KNOWLEDGE MAP Back to overview

An overview of insights on the (un)sustainability of the international food system.

Food & Sustainability

What obstacles are there within legislation and policies?

Barriers in legislation and policy concentrate on competition laws and free trade agreements.

Competition laws

Competition law forbids price fixing as part of cooperation between companies, as it may disadvantage consumer and unfairly exclude other companies. But because such agreements can also deliver a societal benefit (such as sustainability), they have been partially allowed since 2013, provided that consumer benefits are big enough. In January 2015 the Authority for Consumers and Markets (ACM) denied the purchasing agreements enshrined in the ‘Kip van Morgen’ negotiations, because they would have unfairly limited competition. Their argument was that while consumers are willing to pay for increased animal welfare and environmental measures, the proposed improvements were not large enough to justify the higher consumer price and production costs for the producer. However, in December 2016, the ACM announced that it will not to intervene in widely supported sustainability agreements that all involved parties are positive about.

WRR (2014), p. 124-125.

The ACM ruling.

Starting points ACM.

Free trade agreements

While it is possible for the government to set demands on Dutch food production, this often does not apply to products that have been imported from abroad. For example, the production of cage eggs was banned in the European Union several years ago, whilst importing them for the processing sector was still allowed.
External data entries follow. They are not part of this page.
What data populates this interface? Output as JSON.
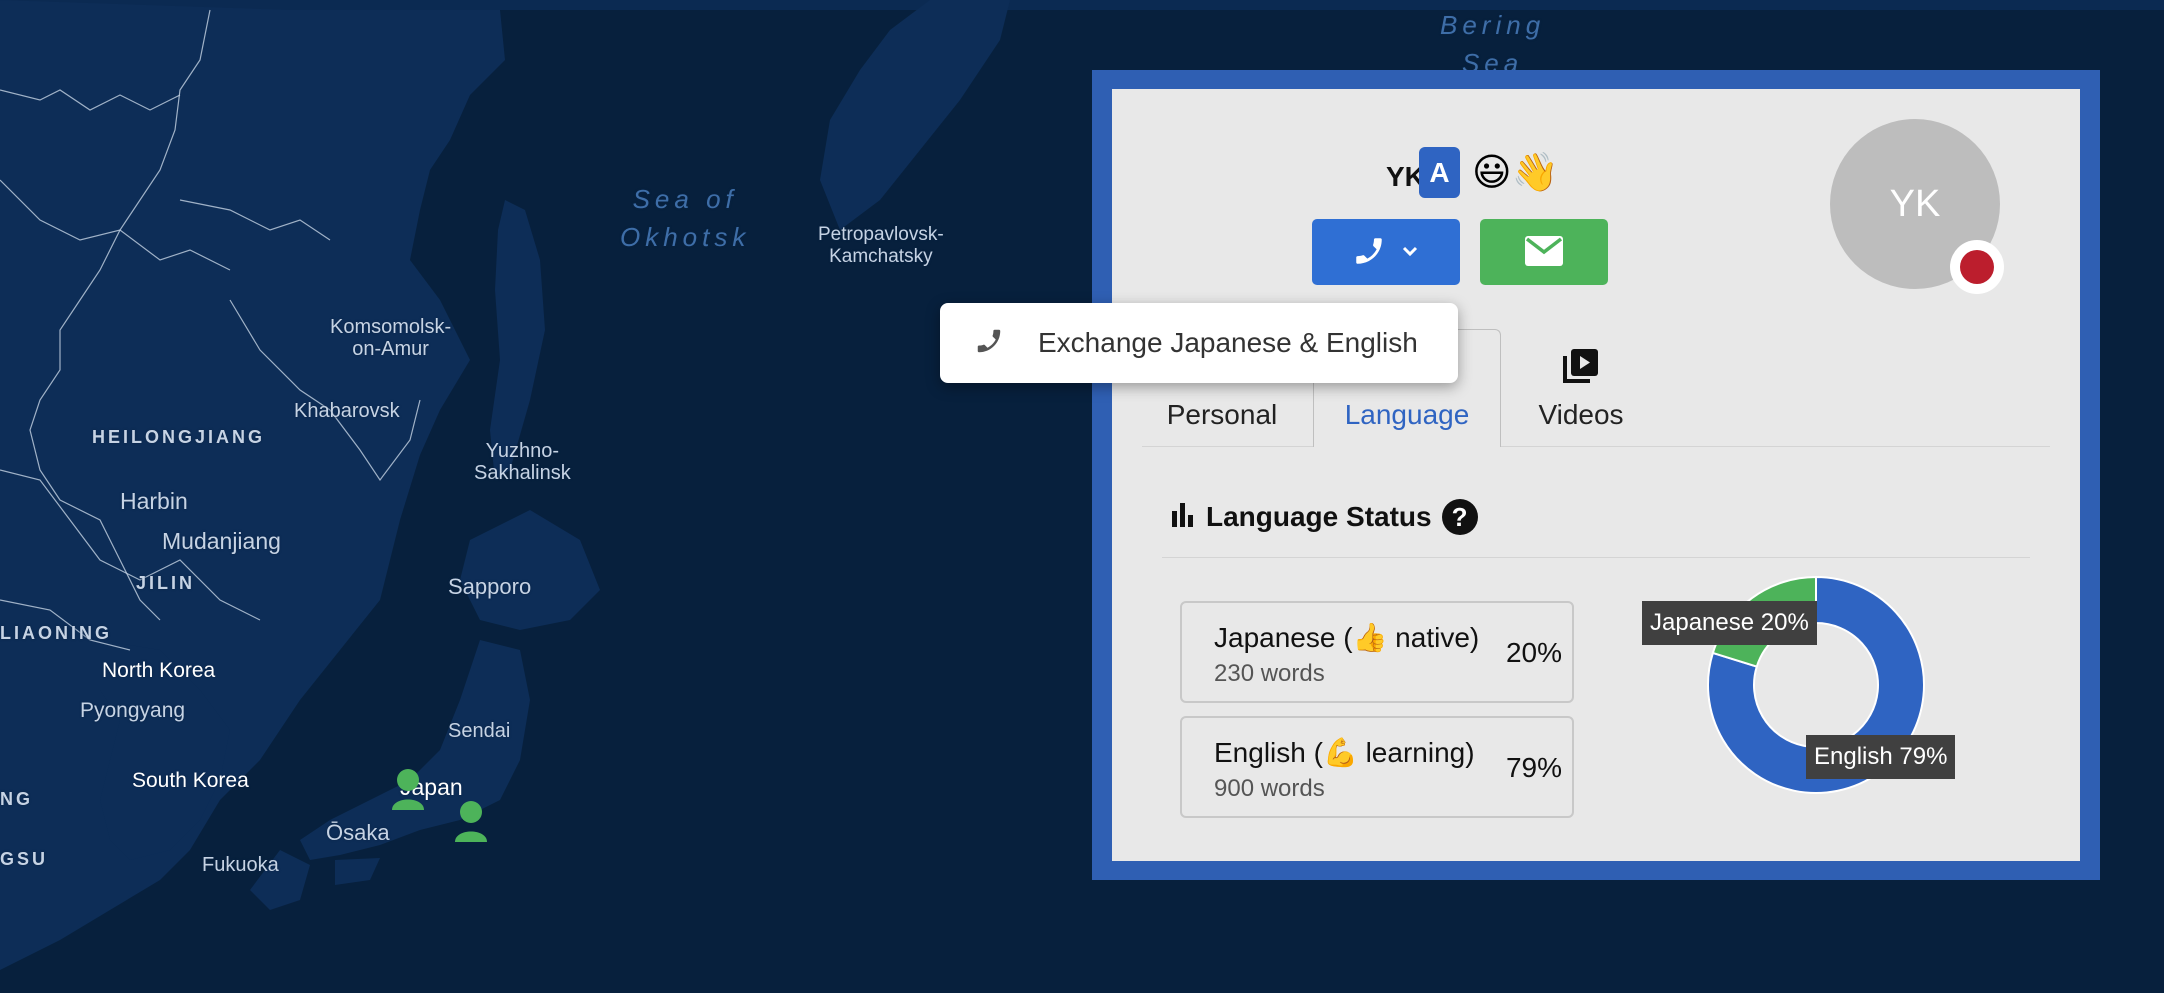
{
  "map": {
    "labels": [
      {
        "name": "map-label-bering-sea",
        "text": "Bering\nSea"
      },
      {
        "name": "map-label-sea-of-okhotsk",
        "text": "Sea of\nOkhotsk"
      },
      {
        "name": "map-label-petropavlovsk",
        "text": "Petropavlovsk-\nKamchatsky"
      },
      {
        "name": "map-label-komsomolsk",
        "text": "Komsomolsk-\non-Amur"
      },
      {
        "name": "map-label-khabarovsk",
        "text": "Khabarovsk"
      },
      {
        "name": "map-label-yuzhno",
        "text": "Yuzhno-\nSakhalinsk"
      },
      {
        "name": "map-label-heilongjiang",
        "text": "HEILONGJIANG"
      },
      {
        "name": "map-label-harbin",
        "text": "Harbin"
      },
      {
        "name": "map-label-mudanjiang",
        "text": "Mudanjiang"
      },
      {
        "name": "map-label-jilin",
        "text": "JILIN"
      },
      {
        "name": "map-label-liaoning",
        "text": "LIAONING"
      },
      {
        "name": "map-label-sapporo",
        "text": "Sapporo"
      },
      {
        "name": "map-label-north-korea",
        "text": "North Korea"
      },
      {
        "name": "map-label-pyongyang",
        "text": "Pyongyang"
      },
      {
        "name": "map-label-sendai",
        "text": "Sendai"
      },
      {
        "name": "map-label-south-korea",
        "text": "South Korea"
      },
      {
        "name": "map-label-japan",
        "text": "Japan"
      },
      {
        "name": "map-label-osaka",
        "text": "Ōsaka"
      },
      {
        "name": "map-label-fukuoka",
        "text": "Fukuoka"
      },
      {
        "name": "map-label-ng",
        "text": "NG"
      },
      {
        "name": "map-label-gsu",
        "text": "GSU"
      }
    ],
    "pin_color": "#4db35a"
  },
  "profile": {
    "initials": "YK",
    "level_badge": "A",
    "emojis": "😃👋",
    "avatar_initials": "YK",
    "flag_color": "#bc1e2d"
  },
  "tabs": [
    {
      "label": "Personal",
      "icon": "user-icon"
    },
    {
      "label": "Language",
      "icon": "language-icon",
      "active": true
    },
    {
      "label": "Videos",
      "icon": "video-icon"
    }
  ],
  "language_status": {
    "title": "Language Status",
    "help": "?",
    "languages": [
      {
        "name": "Japanese (👍 native)",
        "words": "230 words",
        "percent": "20%"
      },
      {
        "name": "English (💪 learning)",
        "words": "900 words",
        "percent": "79%"
      }
    ]
  },
  "chart_data": {
    "type": "pie",
    "categories": [
      "Japanese",
      "English"
    ],
    "values": [
      20,
      79
    ],
    "labels": [
      "Japanese 20%",
      "English 79%"
    ],
    "colors": [
      "#4db35a",
      "#2f64c2"
    ],
    "title": ""
  },
  "popup": {
    "text": "Exchange Japanese & English",
    "icon": "phone-icon"
  },
  "colors": {
    "panel_border": "#2f5fb3",
    "call_button": "#2f6fd4",
    "mail_button": "#4db35a",
    "map_background": "#07203d"
  }
}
Furthermore, food safety standards established by the WHO and FAO were initially meant as a minimum standard beyond which governments could set stricter rules, whereas within WTO agreements it has now grown into a set of maximum standards that define the boundary between legitimate production standards and trade barriers.

WRR (2014), p. 60-64, 122.

Initiatief Duurzame Handel.